[The problem]:
Apart from the images, reproduce every record word for word.

[Provided entries]:
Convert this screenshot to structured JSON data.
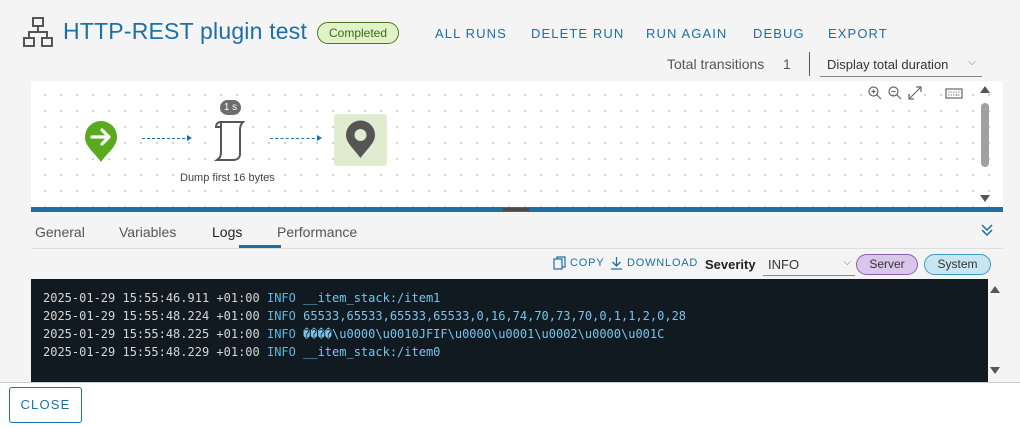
{
  "header": {
    "title": "HTTP-REST plugin test",
    "status_badge": "Completed",
    "actions": [
      "ALL RUNS",
      "DELETE RUN",
      "RUN AGAIN",
      "DEBUG",
      "EXPORT"
    ]
  },
  "summary": {
    "total_transitions_label": "Total transitions",
    "total_transitions_value": "1",
    "duration_select": "Display total duration"
  },
  "canvas": {
    "node_duration": "1 s",
    "node_label": "Dump first 16 bytes"
  },
  "tabs": [
    "General",
    "Variables",
    "Logs",
    "Performance"
  ],
  "active_tab": "Logs",
  "log_toolbar": {
    "copy_label": "COPY",
    "download_label": "DOWNLOAD",
    "severity_label": "Severity",
    "severity_value": "INFO",
    "filter_server": "Server",
    "filter_system": "System"
  },
  "logs": [
    {
      "ts": "2025-01-29 15:55:46.911 +01:00",
      "level": "INFO",
      "msg": "__item_stack:/item1"
    },
    {
      "ts": "2025-01-29 15:55:48.224 +01:00",
      "level": "INFO",
      "msg": "65533,65533,65533,65533,0,16,74,70,73,70,0,1,1,2,0,28"
    },
    {
      "ts": "2025-01-29 15:55:48.225 +01:00",
      "level": "INFO",
      "msg": "����\\u0000\\u0010JFIF\\u0000\\u0001\\u0002\\u0000\\u001C"
    },
    {
      "ts": "2025-01-29 15:55:48.229 +01:00",
      "level": "INFO",
      "msg": "__item_stack:/item0"
    }
  ],
  "footer": {
    "close_label": "CLOSE"
  },
  "colors": {
    "accent": "#1d6fa5",
    "badge_bg": "#e1f1c8",
    "start_node": "#5aaa1f",
    "console_bg": "#111a21"
  }
}
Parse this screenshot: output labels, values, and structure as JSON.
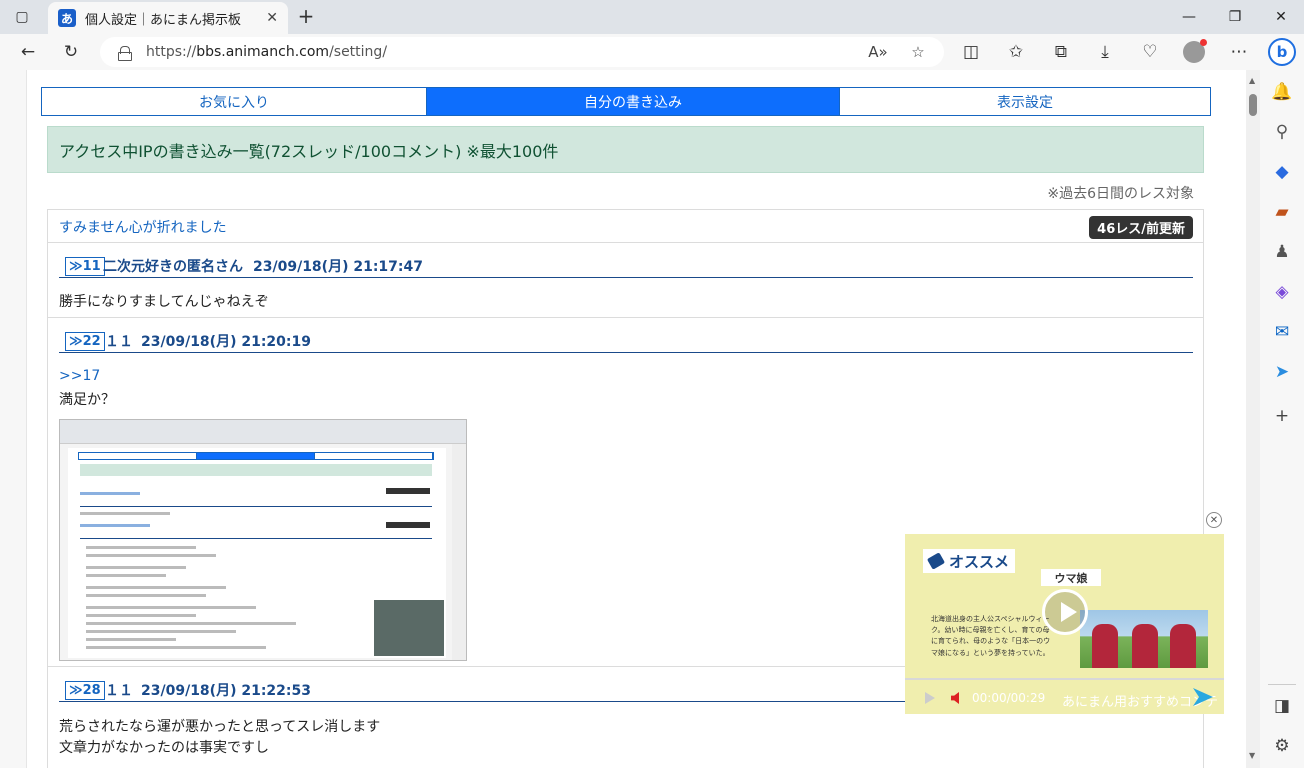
{
  "browser": {
    "tab_title": "個人設定｜あにまん掲示板",
    "favicon_char": "あ",
    "url_prefix": "https://",
    "url_host": "bbs.animanch.com",
    "url_path": "/setting/"
  },
  "nav": {
    "tabs": [
      {
        "label": "お気に入り",
        "active": false
      },
      {
        "label": "自分の書き込み",
        "active": true
      },
      {
        "label": "表示設定",
        "active": false
      }
    ]
  },
  "summary": "アクセス中IPの書き込み一覧(72スレッド/100コメント) ※最大100件",
  "note": "※過去6日間のレス対象",
  "thread": {
    "title": "すみません心が折れました",
    "badge": "46レス/前更新",
    "posts": [
      {
        "num": "≫11",
        "author": "二次元好きの匿名さん",
        "date": "23/09/18(月) 21:17:47",
        "lines": [
          "勝手になりすましてんじゃねえぞ"
        ]
      },
      {
        "num": "≫22",
        "author": "１１",
        "date": "23/09/18(月) 21:20:19",
        "anchor": ">>17",
        "lines": [
          "満足か？"
        ]
      },
      {
        "num": "≫28",
        "author": "１１",
        "date": "23/09/18(月) 21:22:53",
        "lines": [
          "荒らされたなら運が悪かったと思ってスレ消します",
          "文章力がなかったのは事実ですし"
        ]
      }
    ]
  },
  "ad": {
    "label": "オススメ",
    "brand": "ウマ娘",
    "desc": "北海道出身の主人公スペシャルウィーク。幼い時に母親を亡くし、育ての母に育てられ、母のような「日本一のウマ娘になる」という夢を持っていた。",
    "time": "00:00/00:29",
    "caption": "あにまん用おすすめコンテ"
  },
  "colors": {
    "accent": "#0d6efd",
    "link": "#1565c0",
    "alert_bg": "#d1e7dd"
  }
}
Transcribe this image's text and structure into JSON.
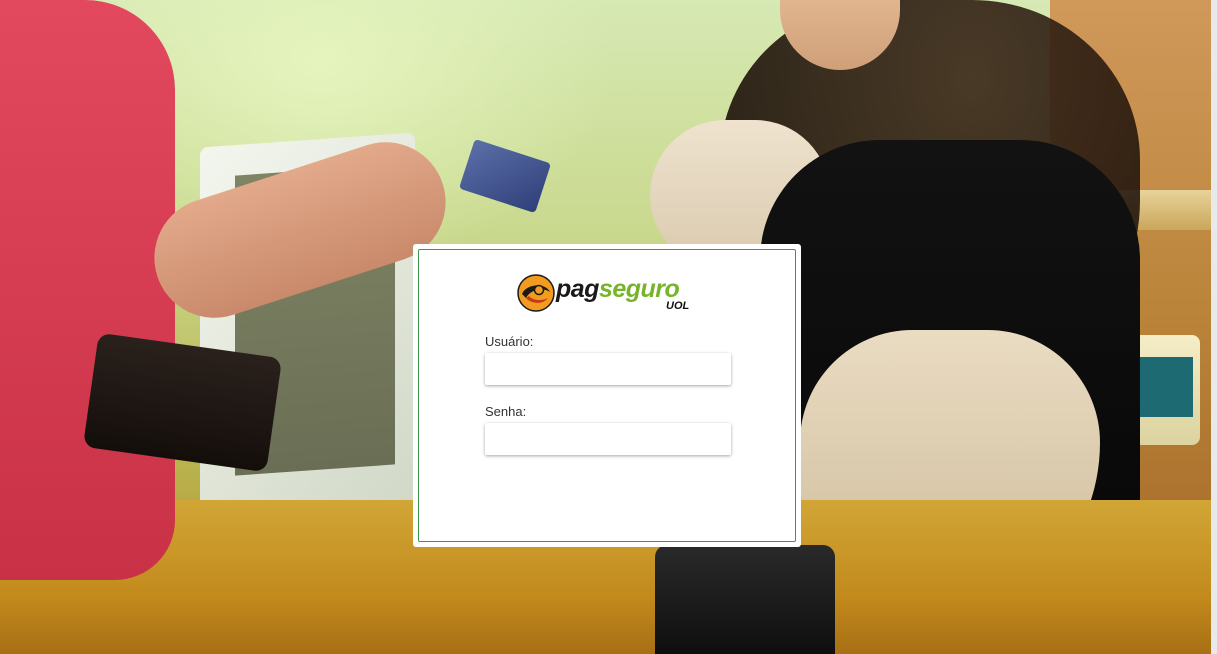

[Solution]:
Convert this screenshot to structured JSON data.
{
  "header": {
    "title": "HTTP-REST plugin test",
    "status_badge": "Completed",
    "actions": [
      "ALL RUNS",
      "DELETE RUN",
      "RUN AGAIN",
      "DEBUG",
      "EXPORT"
    ]
  },
  "summary": {
    "total_transitions_label": "Total transitions",
    "total_transitions_value": "1",
    "duration_select": "Display total duration"
  },
  "canvas": {
    "node_duration": "1 s",
    "node_label": "Dump first 16 bytes"
  },
  "tabs": [
    "General",
    "Variables",
    "Logs",
    "Performance"
  ],
  "active_tab": "Logs",
  "log_toolbar": {
    "copy_label": "COPY",
    "download_label": "DOWNLOAD",
    "severity_label": "Severity",
    "severity_value": "INFO",
    "filter_server": "Server",
    "filter_system": "System"
  },
  "logs": [
    {
      "ts": "2025-01-29 15:55:46.911 +01:00",
      "level": "INFO",
      "msg": "__item_stack:/item1"
    },
    {
      "ts": "2025-01-29 15:55:48.224 +01:00",
      "level": "INFO",
      "msg": "65533,65533,65533,65533,0,16,74,70,73,70,0,1,1,2,0,28"
    },
    {
      "ts": "2025-01-29 15:55:48.225 +01:00",
      "level": "INFO",
      "msg": "����\\u0000\\u0010JFIF\\u0000\\u0001\\u0002\\u0000\\u001C"
    },
    {
      "ts": "2025-01-29 15:55:48.229 +01:00",
      "level": "INFO",
      "msg": "__item_stack:/item0"
    }
  ],
  "footer": {
    "close_label": "CLOSE"
  },
  "colors": {
    "accent": "#1d6fa5",
    "badge_bg": "#e1f1c8",
    "start_node": "#5aaa1f",
    "console_bg": "#111a21"
  }
}
Parse this screenshot: output labels, values, and structure as JSON.
{
  "browser": {
    "tab_title": "個人設定｜あにまん掲示板",
    "favicon_char": "あ",
    "url_prefix": "https://",
    "url_host": "bbs.animanch.com",
    "url_path": "/setting/"
  },
  "nav": {
    "tabs": [
      {
        "label": "お気に入り",
        "active": false
      },
      {
        "label": "自分の書き込み",
        "active": true
      },
      {
        "label": "表示設定",
        "active": false
      }
    ]
  },
  "summary": "アクセス中IPの書き込み一覧(72スレッド/100コメント) ※最大100件",
  "note": "※過去6日間のレス対象",
  "thread": {
    "title": "すみません心が折れました",
    "badge": "46レス/前更新",
    "posts": [
      {
        "num": "≫11",
        "author": "二次元好きの匿名さん",
        "date": "23/09/18(月) 21:17:47",
        "lines": [
          "勝手になりすましてんじゃねえぞ"
        ]
      },
      {
        "num": "≫22",
        "author": "１１",
        "date": "23/09/18(月) 21:20:19",
        "anchor": ">>17",
        "lines": [
          "満足か？"
        ]
      },
      {
        "num": "≫28",
        "author": "１１",
        "date": "23/09/18(月) 21:22:53",
        "lines": [
          "荒らされたなら運が悪かったと思ってスレ消します",
          "文章力がなかったのは事実ですし"
        ]
      }
    ]
  },
  "ad": {
    "label": "オススメ",
    "brand": "ウマ娘",
    "desc": "北海道出身の主人公スペシャルウィーク。幼い時に母親を亡くし、育ての母に育てられ、母のような「日本一のウマ娘になる」という夢を持っていた。",
    "time": "00:00/00:29",
    "caption": "あにまん用おすすめコンテ"
  },
  "colors": {
    "accent": "#0d6efd",
    "link": "#1565c0",
    "alert_bg": "#d1e7dd"
  }
}
Transcribe this image's text and structure into JSON.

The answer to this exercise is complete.